Directions for this task:
Would you restate the entries below word for word, leaving out the images?

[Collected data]
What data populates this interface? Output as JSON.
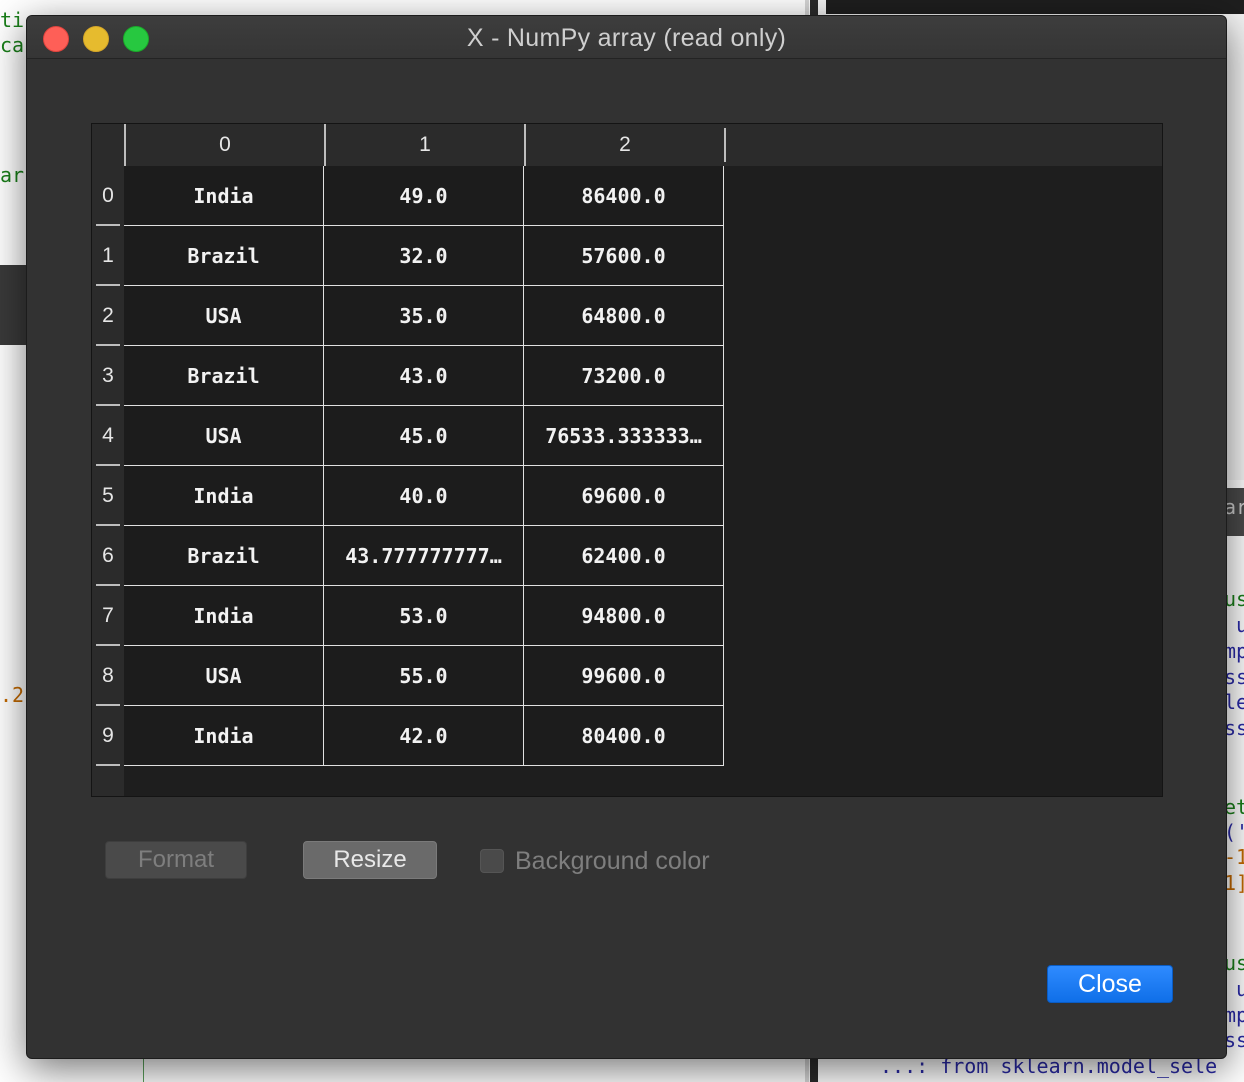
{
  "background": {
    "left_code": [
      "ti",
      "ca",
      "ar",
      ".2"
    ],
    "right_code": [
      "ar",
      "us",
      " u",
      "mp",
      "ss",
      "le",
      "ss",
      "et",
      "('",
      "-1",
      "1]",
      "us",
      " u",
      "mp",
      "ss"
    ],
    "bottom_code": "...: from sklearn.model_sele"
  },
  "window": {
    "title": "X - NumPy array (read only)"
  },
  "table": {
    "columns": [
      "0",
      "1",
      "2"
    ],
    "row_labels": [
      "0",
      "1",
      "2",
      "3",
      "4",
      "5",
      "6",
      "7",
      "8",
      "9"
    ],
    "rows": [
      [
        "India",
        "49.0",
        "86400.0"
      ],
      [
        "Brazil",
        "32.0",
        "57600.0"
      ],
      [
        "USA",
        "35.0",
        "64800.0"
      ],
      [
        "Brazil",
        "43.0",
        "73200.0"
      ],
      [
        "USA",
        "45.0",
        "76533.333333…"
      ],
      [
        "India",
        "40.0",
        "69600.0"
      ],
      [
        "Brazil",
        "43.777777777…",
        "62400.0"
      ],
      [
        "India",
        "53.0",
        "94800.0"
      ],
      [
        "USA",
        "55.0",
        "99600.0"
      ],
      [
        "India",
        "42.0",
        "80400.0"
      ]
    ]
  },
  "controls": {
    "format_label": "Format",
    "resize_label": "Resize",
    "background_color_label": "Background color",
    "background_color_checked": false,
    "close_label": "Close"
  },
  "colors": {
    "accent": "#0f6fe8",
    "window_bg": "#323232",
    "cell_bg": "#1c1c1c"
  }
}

Task answer:
What data populates this interface? Output as JSON.
{
  "background": {
    "left_code": [
      "ti",
      "ca",
      "ar",
      ".2"
    ],
    "right_code": [
      "ar",
      "us",
      " u",
      "mp",
      "ss",
      "le",
      "ss",
      "et",
      "('",
      "-1",
      "1]",
      "us",
      " u",
      "mp",
      "ss"
    ],
    "bottom_code": "...: from sklearn.model_sele"
  },
  "window": {
    "title": "X - NumPy array (read only)"
  },
  "table": {
    "columns": [
      "0",
      "1",
      "2"
    ],
    "row_labels": [
      "0",
      "1",
      "2",
      "3",
      "4",
      "5",
      "6",
      "7",
      "8",
      "9"
    ],
    "rows": [
      [
        "India",
        "49.0",
        "86400.0"
      ],
      [
        "Brazil",
        "32.0",
        "57600.0"
      ],
      [
        "USA",
        "35.0",
        "64800.0"
      ],
      [
        "Brazil",
        "43.0",
        "73200.0"
      ],
      [
        "USA",
        "45.0",
        "76533.333333…"
      ],
      [
        "India",
        "40.0",
        "69600.0"
      ],
      [
        "Brazil",
        "43.777777777…",
        "62400.0"
      ],
      [
        "India",
        "53.0",
        "94800.0"
      ],
      [
        "USA",
        "55.0",
        "99600.0"
      ],
      [
        "India",
        "42.0",
        "80400.0"
      ]
    ]
  },
  "controls": {
    "format_label": "Format",
    "resize_label": "Resize",
    "background_color_label": "Background color",
    "background_color_checked": false,
    "close_label": "Close"
  },
  "colors": {
    "accent": "#0f6fe8",
    "window_bg": "#323232",
    "cell_bg": "#1c1c1c"
  }
}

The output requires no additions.